“Radio Miraya rocks!” That’s how listeners in the new Republic of South Sudan feel about the radio’s coverage of the July 9 independence celebrations. Miraya’s editorial team pulled out the stops to provide special coverage. Everyone gave of their best for this historic occasion and the result lived up to expectations of the radio station, a partnership between Fondation Hirondelle and the United Nations mission in South Sudan.
“Three, two, one, zero: Happy Independence Day! The Republic of South Sudan is born!” It’s midnight on Saturday July 9. Shivers run down the spines of all those in Miraya’s A studio. Senior editor Gabriel Shadar goes on air to announce the birth of the Republic of South Sudan. Outside, cries of joy and honking car horns signal that the party has started. Radio Miraya’s switchboard is inundated with calls from all over the country. Listeners from Wau, Nimule, Juba, Kajo Keji all want to express their joy. Journalist Nelson Lwak, normally so serious on air, and news presenter Emmanuel Kele become interactive hosts for a night (they have in any case spent the whole evening at the radio for security reasons). Miraya broadcasts the national anthem of South Sudan and all is set for a unique day of radio coverage.
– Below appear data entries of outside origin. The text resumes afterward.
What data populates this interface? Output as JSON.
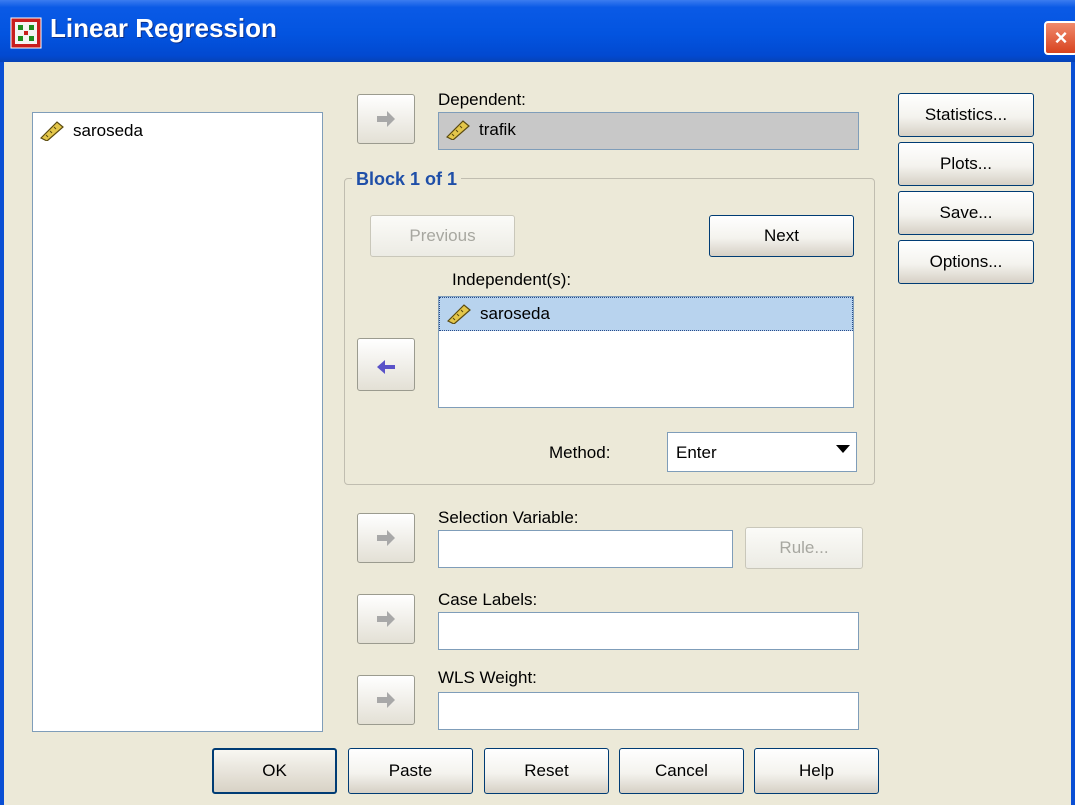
{
  "window": {
    "title": "Linear Regression",
    "close": "×"
  },
  "source_list": {
    "items": [
      {
        "label": "saroseda",
        "icon": "scale-ruler-icon"
      }
    ]
  },
  "dependent": {
    "label": "Dependent:",
    "value": "trafik"
  },
  "block": {
    "title": "Block 1 of 1",
    "previous_label": "Previous",
    "next_label": "Next",
    "independents_label": "Independent(s):",
    "independents": [
      {
        "label": "saroseda",
        "icon": "scale-ruler-icon"
      }
    ],
    "method_label": "Method:",
    "method_value": "Enter"
  },
  "selection": {
    "label": "Selection Variable:",
    "value": "",
    "rule_label": "Rule..."
  },
  "case_labels": {
    "label": "Case Labels:",
    "value": ""
  },
  "wls": {
    "label": "WLS Weight:",
    "value": ""
  },
  "side_buttons": {
    "statistics": "Statistics...",
    "plots": "Plots...",
    "save": "Save...",
    "options": "Options..."
  },
  "bottom_buttons": {
    "ok": "OK",
    "paste": "Paste",
    "reset": "Reset",
    "cancel": "Cancel",
    "help": "Help"
  },
  "colors": {
    "title_bar": "#0354e0",
    "dialog_bg": "#ece9d8",
    "selection": "#b8d3ee",
    "group_title": "#1f4fa8"
  }
}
After the morning news read by journalism awardee Chance Baniko (UNICEF prize 2010), Radio Miraya receives two high level guests, UN Secretary General Ban Ki-Moon and Joseph Deiss, President of the UN General Assembly. Both are interviewed by Nelson Lwak… in spite of his sleepless night! Then at 10.00 the radio goes to the John Garang Mausoleum for the official celebrations. Technicians have managed to set up Radio Miraya’s outside broadcast van practically opposite the podium. Juba’s catholic radio station Radio Bakhita also broadcasts our special programming, since they do not have the same resources as Miraya.
Journalists Sheila Modi, Liza Taban and Sani Martin sit under a parasol (the sun is also out for the occasion!) on top of the van describing the historical events. At the same time, journalist Sebit Williams is walking about in the crowd, talking to those who have come. “Where are you now, Sebit?” asks Liza. In the thick of the crowd, the journalist lets a little girl painted with the six colours of the South Sudan flag express her happiness. Those who have suffered in the war are also there. With tears in their eyes, they cry out their joy. Although the official programme starts two hours late, Miraya has no problem filling the airtime. Buoyed up by the occasion, the team keeps coming up with new ideas.
At 12.37, the president of the legislative assembly proclaims the birth of South Sudan, watched over by the huge statue of John Garang, architect of the 2005 North-South peace accord. At 12.38 the flag of the new republic is raised as that of Sudan comes down. Radio Miraya broadcasts the enormous roar of the crowd across the whole of this new country. Its journalists and technicans hug each other and hold hands to sing the national anthem. Truly a moving and unforgettable day.
Jean-Luc Mootoosamy, project manager, Radio Miraya